==== ENTRIES PROVIDED ====

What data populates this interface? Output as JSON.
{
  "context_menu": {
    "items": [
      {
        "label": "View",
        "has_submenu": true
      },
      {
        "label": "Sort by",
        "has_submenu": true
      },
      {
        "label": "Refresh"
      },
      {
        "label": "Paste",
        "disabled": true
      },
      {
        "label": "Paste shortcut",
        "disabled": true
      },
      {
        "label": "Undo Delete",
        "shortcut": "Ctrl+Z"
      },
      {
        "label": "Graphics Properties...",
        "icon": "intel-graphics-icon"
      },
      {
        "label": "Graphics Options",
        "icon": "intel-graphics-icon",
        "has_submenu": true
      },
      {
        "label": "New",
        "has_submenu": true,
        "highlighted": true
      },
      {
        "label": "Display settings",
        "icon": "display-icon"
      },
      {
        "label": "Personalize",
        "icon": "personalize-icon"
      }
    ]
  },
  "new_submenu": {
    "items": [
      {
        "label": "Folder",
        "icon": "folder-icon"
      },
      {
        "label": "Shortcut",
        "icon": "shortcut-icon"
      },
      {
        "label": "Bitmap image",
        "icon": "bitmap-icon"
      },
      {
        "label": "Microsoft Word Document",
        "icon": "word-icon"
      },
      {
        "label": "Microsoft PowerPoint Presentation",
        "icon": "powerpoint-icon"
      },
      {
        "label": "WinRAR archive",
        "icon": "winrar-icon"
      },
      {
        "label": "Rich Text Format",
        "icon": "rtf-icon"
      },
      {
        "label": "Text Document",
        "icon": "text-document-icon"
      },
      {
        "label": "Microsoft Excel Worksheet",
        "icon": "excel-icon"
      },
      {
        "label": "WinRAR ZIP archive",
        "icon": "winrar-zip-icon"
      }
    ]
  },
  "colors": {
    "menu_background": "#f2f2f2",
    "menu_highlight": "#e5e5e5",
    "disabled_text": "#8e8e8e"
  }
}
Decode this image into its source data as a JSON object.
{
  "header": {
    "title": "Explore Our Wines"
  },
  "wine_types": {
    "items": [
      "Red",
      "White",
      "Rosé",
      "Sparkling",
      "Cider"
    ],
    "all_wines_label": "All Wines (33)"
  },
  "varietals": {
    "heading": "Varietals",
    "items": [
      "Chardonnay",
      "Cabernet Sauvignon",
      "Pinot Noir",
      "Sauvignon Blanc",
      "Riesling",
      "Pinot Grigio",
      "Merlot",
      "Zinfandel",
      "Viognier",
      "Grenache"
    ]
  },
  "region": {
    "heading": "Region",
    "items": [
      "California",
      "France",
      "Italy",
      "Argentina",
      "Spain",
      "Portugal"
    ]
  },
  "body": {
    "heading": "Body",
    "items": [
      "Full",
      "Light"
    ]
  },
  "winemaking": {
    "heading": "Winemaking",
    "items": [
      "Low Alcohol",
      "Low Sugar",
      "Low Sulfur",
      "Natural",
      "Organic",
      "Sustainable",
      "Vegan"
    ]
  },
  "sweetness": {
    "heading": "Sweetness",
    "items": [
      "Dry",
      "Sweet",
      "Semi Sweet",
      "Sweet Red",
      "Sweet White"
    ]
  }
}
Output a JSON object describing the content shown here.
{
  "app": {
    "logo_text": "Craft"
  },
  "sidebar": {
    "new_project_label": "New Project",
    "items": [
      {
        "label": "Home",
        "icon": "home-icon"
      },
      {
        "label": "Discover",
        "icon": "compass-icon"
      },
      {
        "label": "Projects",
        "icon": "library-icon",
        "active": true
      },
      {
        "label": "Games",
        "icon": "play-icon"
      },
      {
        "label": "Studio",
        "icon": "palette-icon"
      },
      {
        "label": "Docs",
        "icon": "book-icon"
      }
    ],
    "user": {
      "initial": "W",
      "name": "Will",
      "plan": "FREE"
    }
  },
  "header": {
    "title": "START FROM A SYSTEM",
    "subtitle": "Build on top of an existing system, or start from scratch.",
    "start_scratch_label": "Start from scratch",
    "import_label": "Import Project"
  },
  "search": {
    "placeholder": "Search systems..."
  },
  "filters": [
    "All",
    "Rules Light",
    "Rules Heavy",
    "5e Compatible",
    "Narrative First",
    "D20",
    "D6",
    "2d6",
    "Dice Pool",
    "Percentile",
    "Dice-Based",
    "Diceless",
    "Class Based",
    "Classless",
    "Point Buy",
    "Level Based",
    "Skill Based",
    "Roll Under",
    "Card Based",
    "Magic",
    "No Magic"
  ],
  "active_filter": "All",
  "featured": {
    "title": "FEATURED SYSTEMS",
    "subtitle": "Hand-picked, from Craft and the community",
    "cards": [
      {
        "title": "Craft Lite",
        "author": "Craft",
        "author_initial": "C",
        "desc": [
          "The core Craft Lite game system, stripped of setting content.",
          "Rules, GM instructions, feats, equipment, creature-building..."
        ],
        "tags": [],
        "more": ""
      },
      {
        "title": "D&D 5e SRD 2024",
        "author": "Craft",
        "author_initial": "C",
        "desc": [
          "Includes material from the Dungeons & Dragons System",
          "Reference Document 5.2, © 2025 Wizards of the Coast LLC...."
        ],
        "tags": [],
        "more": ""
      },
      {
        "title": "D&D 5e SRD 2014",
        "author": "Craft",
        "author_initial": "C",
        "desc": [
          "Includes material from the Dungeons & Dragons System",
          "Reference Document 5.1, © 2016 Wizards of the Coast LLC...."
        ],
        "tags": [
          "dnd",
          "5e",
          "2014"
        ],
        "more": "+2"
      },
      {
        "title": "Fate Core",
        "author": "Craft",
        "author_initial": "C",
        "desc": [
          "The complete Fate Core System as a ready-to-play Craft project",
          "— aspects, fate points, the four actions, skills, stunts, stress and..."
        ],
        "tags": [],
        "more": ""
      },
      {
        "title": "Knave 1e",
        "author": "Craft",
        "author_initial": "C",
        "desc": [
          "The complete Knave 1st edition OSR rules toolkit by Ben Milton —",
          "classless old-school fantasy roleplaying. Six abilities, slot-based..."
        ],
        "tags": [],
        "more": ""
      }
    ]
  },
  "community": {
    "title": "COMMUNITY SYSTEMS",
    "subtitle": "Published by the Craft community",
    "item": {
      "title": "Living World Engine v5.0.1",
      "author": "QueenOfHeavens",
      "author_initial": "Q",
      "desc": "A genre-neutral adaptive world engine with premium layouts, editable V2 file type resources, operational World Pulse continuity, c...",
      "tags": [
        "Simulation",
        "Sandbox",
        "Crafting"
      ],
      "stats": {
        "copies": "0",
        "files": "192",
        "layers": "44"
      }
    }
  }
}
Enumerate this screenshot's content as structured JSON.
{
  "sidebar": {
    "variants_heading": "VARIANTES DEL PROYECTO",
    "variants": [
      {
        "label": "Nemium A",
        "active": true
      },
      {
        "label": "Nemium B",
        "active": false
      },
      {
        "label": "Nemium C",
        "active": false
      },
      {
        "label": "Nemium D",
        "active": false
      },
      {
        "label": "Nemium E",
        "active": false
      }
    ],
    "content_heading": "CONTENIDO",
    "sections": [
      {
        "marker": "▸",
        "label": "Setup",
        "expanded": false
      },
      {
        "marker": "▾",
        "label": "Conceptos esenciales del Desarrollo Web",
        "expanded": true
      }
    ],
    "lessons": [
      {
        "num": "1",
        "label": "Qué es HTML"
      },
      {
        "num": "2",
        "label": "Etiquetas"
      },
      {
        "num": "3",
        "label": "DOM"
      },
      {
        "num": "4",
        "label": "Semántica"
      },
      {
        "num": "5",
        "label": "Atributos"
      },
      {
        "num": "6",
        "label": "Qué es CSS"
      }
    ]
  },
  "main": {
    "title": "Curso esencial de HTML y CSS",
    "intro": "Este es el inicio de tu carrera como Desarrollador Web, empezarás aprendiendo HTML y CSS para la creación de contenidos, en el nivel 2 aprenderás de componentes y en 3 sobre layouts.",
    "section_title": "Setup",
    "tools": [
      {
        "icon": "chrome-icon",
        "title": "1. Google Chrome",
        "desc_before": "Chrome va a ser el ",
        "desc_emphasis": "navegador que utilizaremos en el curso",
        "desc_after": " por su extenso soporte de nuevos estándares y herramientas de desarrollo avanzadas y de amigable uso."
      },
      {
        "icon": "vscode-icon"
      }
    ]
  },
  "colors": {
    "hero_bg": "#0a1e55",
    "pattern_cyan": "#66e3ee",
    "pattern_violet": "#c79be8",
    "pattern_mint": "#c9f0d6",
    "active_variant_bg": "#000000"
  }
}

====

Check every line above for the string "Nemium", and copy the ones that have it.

        "label": "Nemium A",
        "label": "Nemium B",
        "label": "Nemium C",
        "label": "Nemium D",
        "label": "Nemium E",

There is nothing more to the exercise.